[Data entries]
:::
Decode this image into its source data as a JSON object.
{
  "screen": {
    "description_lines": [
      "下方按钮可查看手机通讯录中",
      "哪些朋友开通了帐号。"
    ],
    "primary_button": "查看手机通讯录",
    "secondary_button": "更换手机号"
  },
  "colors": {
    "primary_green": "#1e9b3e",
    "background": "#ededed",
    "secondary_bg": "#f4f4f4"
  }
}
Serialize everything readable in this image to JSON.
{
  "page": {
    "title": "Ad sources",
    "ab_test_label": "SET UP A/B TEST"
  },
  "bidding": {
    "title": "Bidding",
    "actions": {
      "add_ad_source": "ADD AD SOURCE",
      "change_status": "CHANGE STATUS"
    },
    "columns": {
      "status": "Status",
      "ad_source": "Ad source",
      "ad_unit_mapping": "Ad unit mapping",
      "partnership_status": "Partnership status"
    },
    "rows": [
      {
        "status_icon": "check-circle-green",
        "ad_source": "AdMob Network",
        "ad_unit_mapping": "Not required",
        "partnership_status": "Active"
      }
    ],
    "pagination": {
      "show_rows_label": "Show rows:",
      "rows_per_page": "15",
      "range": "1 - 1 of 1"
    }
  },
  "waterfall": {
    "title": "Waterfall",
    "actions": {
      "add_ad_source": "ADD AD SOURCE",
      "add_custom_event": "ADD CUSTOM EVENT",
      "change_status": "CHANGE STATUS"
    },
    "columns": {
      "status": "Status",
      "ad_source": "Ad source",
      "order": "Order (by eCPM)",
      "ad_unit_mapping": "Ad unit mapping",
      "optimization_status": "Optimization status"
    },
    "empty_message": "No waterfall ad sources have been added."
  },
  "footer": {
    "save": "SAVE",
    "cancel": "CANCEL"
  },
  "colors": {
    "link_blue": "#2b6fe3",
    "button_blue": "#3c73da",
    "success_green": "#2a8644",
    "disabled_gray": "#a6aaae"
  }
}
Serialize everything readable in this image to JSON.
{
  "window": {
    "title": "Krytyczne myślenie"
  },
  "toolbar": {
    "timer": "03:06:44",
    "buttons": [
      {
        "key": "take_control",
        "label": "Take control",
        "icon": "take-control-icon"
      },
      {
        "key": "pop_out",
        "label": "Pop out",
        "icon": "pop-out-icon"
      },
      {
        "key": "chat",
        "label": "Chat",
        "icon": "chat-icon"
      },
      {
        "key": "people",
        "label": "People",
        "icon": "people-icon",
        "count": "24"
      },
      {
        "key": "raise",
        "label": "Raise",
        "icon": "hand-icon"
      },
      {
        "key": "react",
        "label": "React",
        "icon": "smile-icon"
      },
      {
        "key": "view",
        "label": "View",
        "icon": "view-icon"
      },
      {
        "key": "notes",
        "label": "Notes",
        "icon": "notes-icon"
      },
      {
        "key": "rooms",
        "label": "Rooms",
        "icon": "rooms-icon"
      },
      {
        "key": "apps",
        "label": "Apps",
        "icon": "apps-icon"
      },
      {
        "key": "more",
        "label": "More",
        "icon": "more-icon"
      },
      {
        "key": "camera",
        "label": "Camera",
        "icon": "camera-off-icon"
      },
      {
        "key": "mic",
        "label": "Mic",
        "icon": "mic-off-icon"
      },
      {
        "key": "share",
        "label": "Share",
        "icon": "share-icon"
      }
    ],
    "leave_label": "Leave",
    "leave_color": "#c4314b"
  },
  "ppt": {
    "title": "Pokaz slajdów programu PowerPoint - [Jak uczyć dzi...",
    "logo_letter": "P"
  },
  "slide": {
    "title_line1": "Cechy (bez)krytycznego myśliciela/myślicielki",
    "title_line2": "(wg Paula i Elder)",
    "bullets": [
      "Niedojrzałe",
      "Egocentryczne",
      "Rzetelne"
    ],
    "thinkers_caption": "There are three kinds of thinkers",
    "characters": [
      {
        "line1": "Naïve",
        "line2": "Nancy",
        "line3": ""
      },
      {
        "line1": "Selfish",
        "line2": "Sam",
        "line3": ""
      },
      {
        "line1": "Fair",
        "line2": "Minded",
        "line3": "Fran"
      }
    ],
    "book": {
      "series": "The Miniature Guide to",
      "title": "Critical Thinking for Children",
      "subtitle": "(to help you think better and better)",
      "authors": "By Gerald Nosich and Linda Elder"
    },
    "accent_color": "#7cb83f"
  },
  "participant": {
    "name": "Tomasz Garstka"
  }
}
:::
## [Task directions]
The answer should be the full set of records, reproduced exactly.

## [Exercise response]
Decode this image into its source data as a JSON object.
{
  "screen": {
    "description_lines": [
      "下方按钮可查看手机通讯录中",
      "哪些朋友开通了帐号。"
    ],
    "primary_button": "查看手机通讯录",
    "secondary_button": "更换手机号"
  },
  "colors": {
    "primary_green": "#1e9b3e",
    "background": "#ededed",
    "secondary_bg": "#f4f4f4"
  }
}
Serialize everything readable in this image to JSON.
{
  "page": {
    "title": "Ad sources",
    "ab_test_label": "SET UP A/B TEST"
  },
  "bidding": {
    "title": "Bidding",
    "actions": {
      "add_ad_source": "ADD AD SOURCE",
      "change_status": "CHANGE STATUS"
    },
    "columns": {
      "status": "Status",
      "ad_source": "Ad source",
      "ad_unit_mapping": "Ad unit mapping",
      "partnership_status": "Partnership status"
    },
    "rows": [
      {
        "status_icon": "check-circle-green",
        "ad_source": "AdMob Network",
        "ad_unit_mapping": "Not required",
        "partnership_status": "Active"
      }
    ],
    "pagination": {
      "show_rows_label": "Show rows:",
      "rows_per_page": "15",
      "range": "1 - 1 of 1"
    }
  },
  "waterfall": {
    "title": "Waterfall",
    "actions": {
      "add_ad_source": "ADD AD SOURCE",
      "add_custom_event": "ADD CUSTOM EVENT",
      "change_status": "CHANGE STATUS"
    },
    "columns": {
      "status": "Status",
      "ad_source": "Ad source",
      "order": "Order (by eCPM)",
      "ad_unit_mapping": "Ad unit mapping",
      "optimization_status": "Optimization status"
    },
    "empty_message": "No waterfall ad sources have been added."
  },
  "footer": {
    "save": "SAVE",
    "cancel": "CANCEL"
  },
  "colors": {
    "link_blue": "#2b6fe3",
    "button_blue": "#3c73da",
    "success_green": "#2a8644",
    "disabled_gray": "#a6aaae"
  }
}
Serialize everything readable in this image to JSON.
{
  "window": {
    "title": "Krytyczne myślenie"
  },
  "toolbar": {
    "timer": "03:06:44",
    "buttons": [
      {
        "key": "take_control",
        "label": "Take control",
        "icon": "take-control-icon"
      },
      {
        "key": "pop_out",
        "label": "Pop out",
        "icon": "pop-out-icon"
      },
      {
        "key": "chat",
        "label": "Chat",
        "icon": "chat-icon"
      },
      {
        "key": "people",
        "label": "People",
        "icon": "people-icon",
        "count": "24"
      },
      {
        "key": "raise",
        "label": "Raise",
        "icon": "hand-icon"
      },
      {
        "key": "react",
        "label": "React",
        "icon": "smile-icon"
      },
      {
        "key": "view",
        "label": "View",
        "icon": "view-icon"
      },
      {
        "key": "notes",
        "label": "Notes",
        "icon": "notes-icon"
      },
      {
        "key": "rooms",
        "label": "Rooms",
        "icon": "rooms-icon"
      },
      {
        "key": "apps",
        "label": "Apps",
        "icon": "apps-icon"
      },
      {
        "key": "more",
        "label": "More",
        "icon": "more-icon"
      },
      {
        "key": "camera",
        "label": "Camera",
        "icon": "camera-off-icon"
      },
      {
        "key": "mic",
        "label": "Mic",
        "icon": "mic-off-icon"
      },
      {
        "key": "share",
        "label": "Share",
        "icon": "share-icon"
      }
    ],
    "leave_label": "Leave",
    "leave_color": "#c4314b"
  },
  "ppt": {
    "title": "Pokaz slajdów programu PowerPoint - [Jak uczyć dzi...",
    "logo_letter": "P"
  },
  "slide": {
    "title_line1": "Cechy (bez)krytycznego myśliciela/myślicielki",
    "title_line2": "(wg Paula i Elder)",
    "bullets": [
      "Niedojrzałe",
      "Egocentryczne",
      "Rzetelne"
    ],
    "thinkers_caption": "There are three kinds of thinkers",
    "characters": [
      {
        "line1": "Naïve",
        "line2": "Nancy",
        "line3": ""
      },
      {
        "line1": "Selfish",
        "line2": "Sam",
        "line3": ""
      },
      {
        "line1": "Fair",
        "line2": "Minded",
        "line3": "Fran"
      }
    ],
    "book": {
      "series": "The Miniature Guide to",
      "title": "Critical Thinking for Children",
      "subtitle": "(to help you think better and better)",
      "authors": "By Gerald Nosich and Linda Elder"
    },
    "accent_color": "#7cb83f"
  },
  "participant": {
    "name": "Tomasz Garstka"
  }
}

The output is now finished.